* **Exercise brief**: Look through the data for the string "object". Copy every line where it is found.

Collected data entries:

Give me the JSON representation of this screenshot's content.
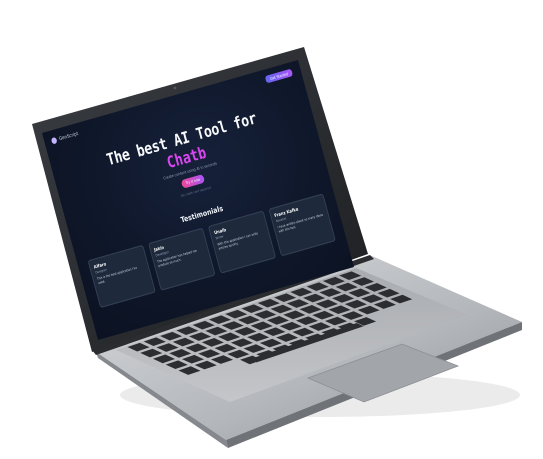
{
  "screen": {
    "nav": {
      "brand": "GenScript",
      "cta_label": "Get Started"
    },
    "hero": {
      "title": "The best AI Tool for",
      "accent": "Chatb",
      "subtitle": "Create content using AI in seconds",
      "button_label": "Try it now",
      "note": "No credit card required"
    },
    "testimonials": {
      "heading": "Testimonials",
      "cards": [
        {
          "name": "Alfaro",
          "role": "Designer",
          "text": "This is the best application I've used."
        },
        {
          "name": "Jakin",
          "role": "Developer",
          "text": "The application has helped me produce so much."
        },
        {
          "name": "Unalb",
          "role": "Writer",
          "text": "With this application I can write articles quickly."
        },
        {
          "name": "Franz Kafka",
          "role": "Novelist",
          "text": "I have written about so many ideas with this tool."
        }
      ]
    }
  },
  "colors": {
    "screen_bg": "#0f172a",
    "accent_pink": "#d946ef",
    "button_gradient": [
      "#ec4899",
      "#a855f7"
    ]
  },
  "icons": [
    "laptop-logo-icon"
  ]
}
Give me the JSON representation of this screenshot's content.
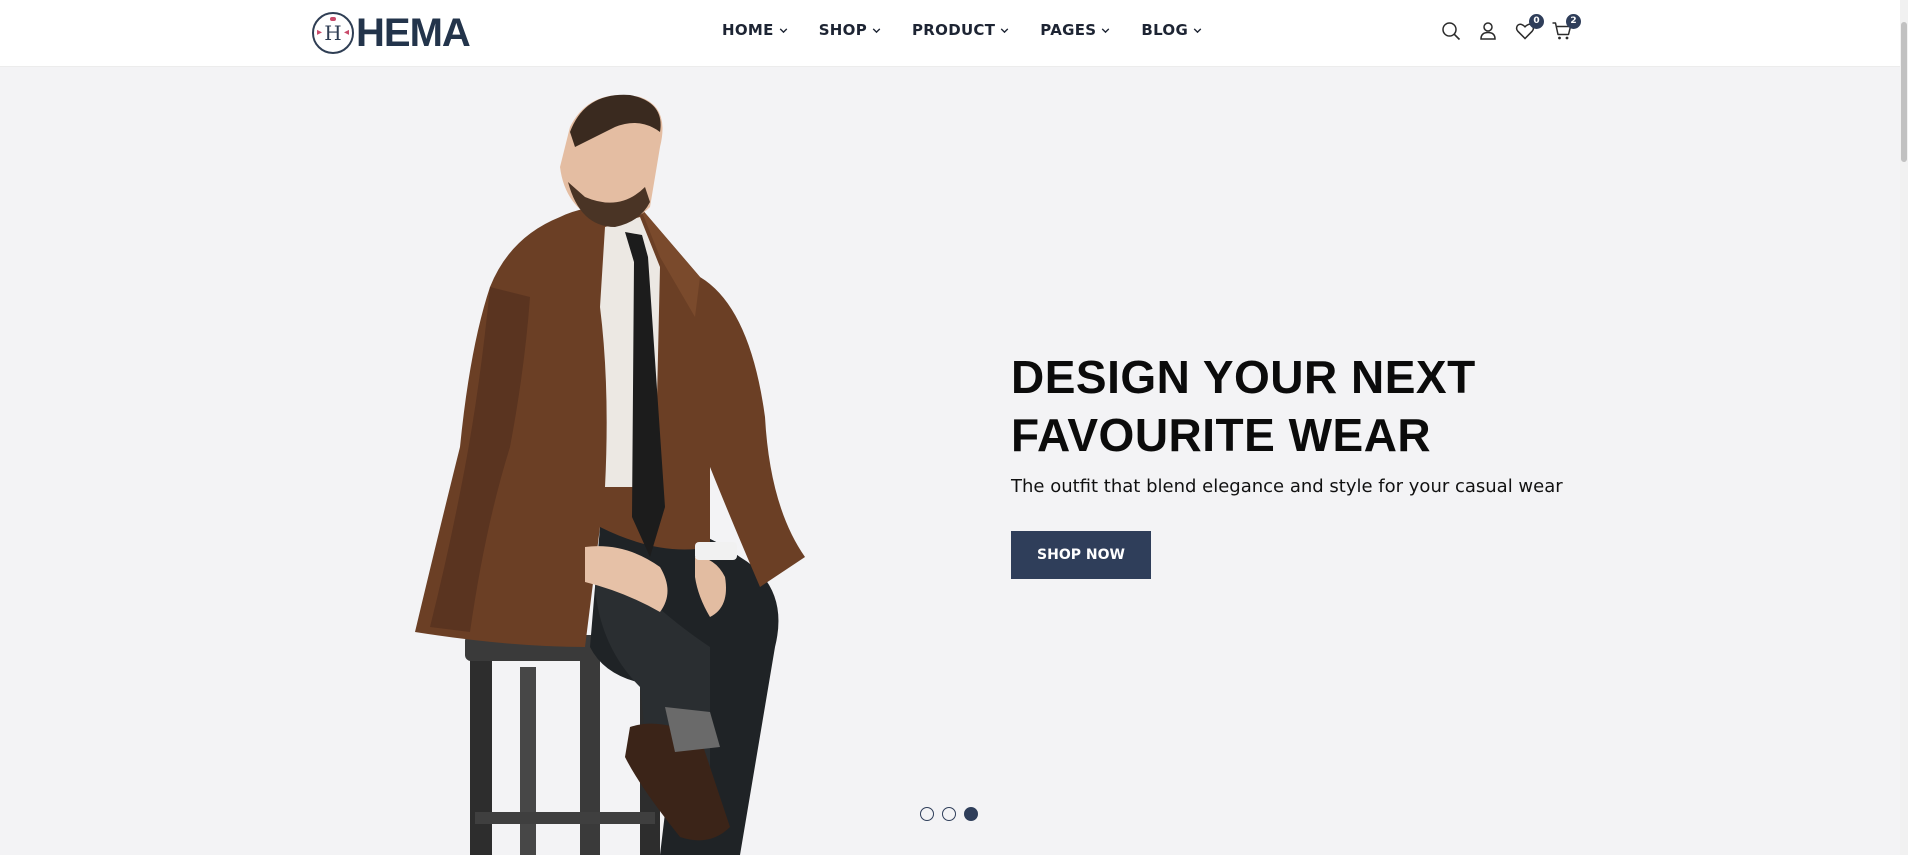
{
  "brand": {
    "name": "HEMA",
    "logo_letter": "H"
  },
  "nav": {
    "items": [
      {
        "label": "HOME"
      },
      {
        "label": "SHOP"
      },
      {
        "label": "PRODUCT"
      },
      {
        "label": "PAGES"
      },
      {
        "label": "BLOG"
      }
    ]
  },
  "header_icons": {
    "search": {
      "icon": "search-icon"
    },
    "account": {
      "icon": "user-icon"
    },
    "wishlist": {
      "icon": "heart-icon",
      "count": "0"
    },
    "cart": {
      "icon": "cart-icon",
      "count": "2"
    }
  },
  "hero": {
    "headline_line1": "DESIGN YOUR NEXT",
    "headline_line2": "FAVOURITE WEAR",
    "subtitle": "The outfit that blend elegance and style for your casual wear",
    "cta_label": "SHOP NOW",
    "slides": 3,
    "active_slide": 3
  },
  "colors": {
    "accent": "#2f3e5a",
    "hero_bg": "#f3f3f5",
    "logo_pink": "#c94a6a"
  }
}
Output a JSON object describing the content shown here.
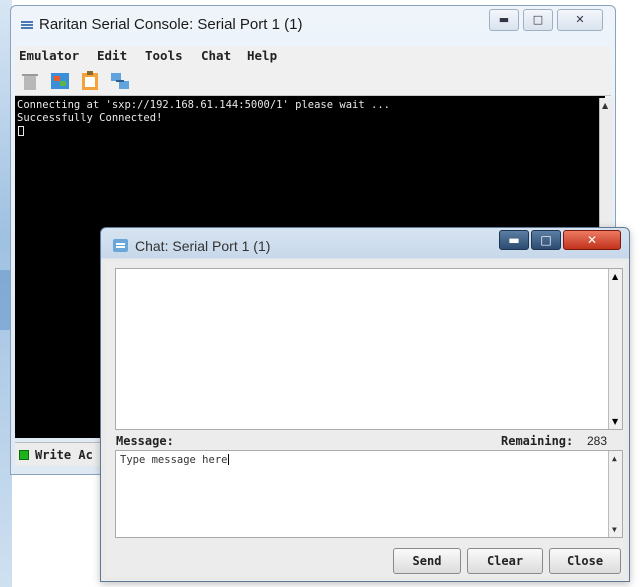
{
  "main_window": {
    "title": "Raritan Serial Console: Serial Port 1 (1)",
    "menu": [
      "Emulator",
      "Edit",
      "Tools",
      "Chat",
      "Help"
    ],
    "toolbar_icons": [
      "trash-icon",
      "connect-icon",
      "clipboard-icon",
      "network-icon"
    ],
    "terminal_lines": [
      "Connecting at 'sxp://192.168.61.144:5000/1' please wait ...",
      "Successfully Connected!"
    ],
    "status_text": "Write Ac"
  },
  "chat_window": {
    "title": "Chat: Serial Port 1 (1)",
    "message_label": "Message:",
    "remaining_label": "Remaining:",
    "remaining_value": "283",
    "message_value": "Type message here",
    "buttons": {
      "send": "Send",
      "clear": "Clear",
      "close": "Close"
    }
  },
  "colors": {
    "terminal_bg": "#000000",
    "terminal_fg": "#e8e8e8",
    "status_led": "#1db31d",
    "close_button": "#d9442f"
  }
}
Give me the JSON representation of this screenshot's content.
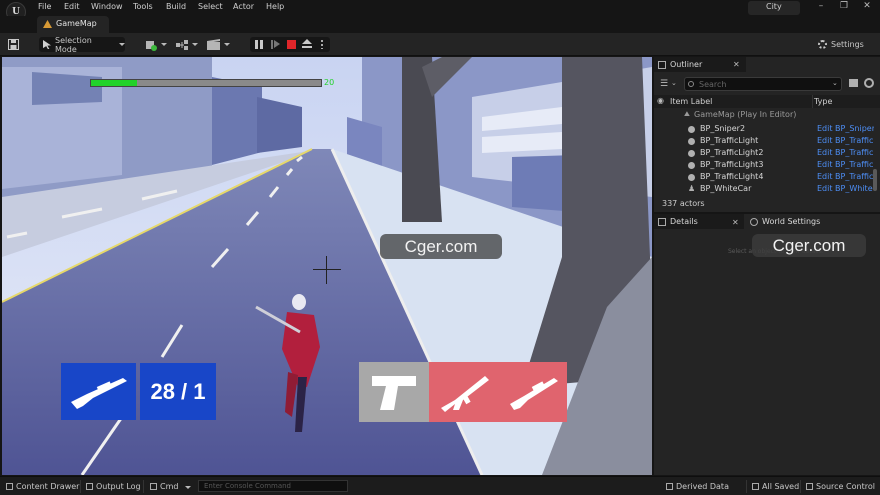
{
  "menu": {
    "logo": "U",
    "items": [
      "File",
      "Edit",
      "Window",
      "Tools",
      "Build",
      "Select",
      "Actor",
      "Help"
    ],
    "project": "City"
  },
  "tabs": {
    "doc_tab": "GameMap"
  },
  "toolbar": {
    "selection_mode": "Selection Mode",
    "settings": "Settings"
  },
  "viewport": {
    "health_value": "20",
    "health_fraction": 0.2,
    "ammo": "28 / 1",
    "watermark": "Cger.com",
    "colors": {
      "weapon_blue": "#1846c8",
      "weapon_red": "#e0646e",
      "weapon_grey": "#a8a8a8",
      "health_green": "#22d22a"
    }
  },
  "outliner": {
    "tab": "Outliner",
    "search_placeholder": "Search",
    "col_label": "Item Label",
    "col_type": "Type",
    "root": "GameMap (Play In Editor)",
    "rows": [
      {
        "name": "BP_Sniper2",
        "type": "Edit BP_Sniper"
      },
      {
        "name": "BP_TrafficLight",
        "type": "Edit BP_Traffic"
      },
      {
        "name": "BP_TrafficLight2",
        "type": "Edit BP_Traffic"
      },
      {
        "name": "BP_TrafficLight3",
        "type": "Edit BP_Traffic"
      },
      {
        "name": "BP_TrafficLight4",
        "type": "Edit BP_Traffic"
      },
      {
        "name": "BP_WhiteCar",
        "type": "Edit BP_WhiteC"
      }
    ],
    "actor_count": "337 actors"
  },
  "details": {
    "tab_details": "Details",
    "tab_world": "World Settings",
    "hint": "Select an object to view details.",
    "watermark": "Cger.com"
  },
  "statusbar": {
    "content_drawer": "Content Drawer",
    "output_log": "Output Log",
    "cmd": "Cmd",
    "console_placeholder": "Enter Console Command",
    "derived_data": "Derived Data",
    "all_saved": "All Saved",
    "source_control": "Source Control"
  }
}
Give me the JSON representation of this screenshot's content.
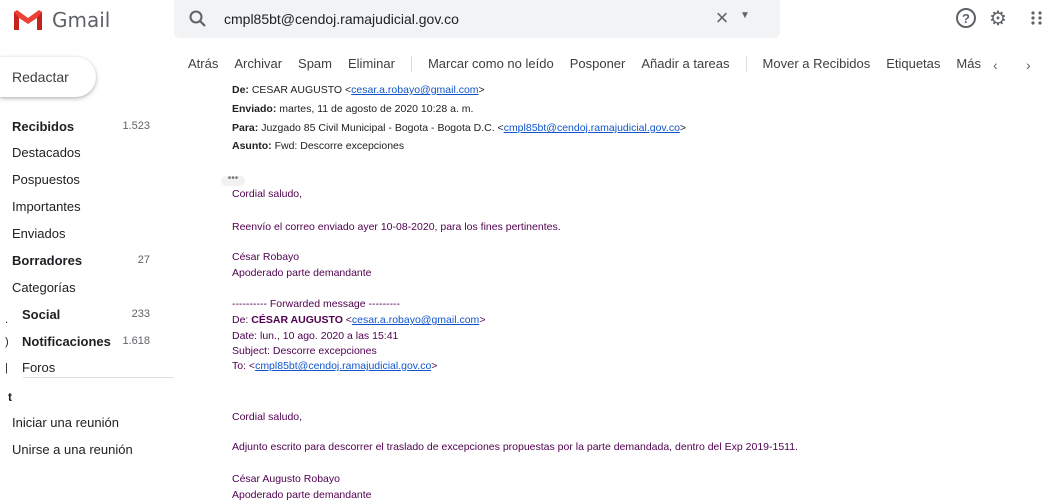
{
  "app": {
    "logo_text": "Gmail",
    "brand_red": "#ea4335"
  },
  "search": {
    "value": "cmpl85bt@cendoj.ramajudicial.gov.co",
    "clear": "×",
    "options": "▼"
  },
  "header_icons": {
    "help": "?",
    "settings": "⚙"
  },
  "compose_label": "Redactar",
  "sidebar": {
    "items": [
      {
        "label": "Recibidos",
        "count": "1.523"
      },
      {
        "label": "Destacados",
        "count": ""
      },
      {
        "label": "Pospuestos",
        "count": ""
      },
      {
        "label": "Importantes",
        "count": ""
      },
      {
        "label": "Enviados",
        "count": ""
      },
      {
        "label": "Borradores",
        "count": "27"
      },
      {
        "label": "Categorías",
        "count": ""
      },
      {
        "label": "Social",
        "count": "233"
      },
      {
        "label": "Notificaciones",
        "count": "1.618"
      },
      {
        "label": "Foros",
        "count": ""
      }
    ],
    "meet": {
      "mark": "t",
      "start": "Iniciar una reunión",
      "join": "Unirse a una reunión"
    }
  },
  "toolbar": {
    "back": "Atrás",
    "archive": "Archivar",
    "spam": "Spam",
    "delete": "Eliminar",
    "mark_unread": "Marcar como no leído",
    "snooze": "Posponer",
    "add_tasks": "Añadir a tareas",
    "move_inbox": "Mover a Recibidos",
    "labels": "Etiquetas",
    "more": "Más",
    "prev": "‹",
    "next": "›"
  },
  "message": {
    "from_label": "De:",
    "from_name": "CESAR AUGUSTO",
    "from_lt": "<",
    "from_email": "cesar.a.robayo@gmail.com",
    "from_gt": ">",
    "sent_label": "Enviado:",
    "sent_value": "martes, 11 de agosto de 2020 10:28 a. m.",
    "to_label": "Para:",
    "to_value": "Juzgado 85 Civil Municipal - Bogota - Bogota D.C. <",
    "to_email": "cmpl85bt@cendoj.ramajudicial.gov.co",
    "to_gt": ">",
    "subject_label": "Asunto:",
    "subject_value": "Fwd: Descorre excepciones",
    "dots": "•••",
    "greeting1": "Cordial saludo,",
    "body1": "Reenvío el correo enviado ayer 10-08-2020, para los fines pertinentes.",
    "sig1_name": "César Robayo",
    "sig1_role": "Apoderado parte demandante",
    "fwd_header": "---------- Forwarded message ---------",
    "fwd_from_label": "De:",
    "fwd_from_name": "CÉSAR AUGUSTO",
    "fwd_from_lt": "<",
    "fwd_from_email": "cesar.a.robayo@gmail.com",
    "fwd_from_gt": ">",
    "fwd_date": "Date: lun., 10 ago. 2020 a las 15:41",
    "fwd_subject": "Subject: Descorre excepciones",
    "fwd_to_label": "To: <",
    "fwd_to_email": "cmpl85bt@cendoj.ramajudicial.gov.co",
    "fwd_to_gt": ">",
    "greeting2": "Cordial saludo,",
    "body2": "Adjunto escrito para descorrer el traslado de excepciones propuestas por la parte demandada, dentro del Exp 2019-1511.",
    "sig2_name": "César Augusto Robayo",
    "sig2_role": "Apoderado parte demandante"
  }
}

* **Answer**:
Output a JSON object describing the content shown here.
    "hint": "Select an object to view details.",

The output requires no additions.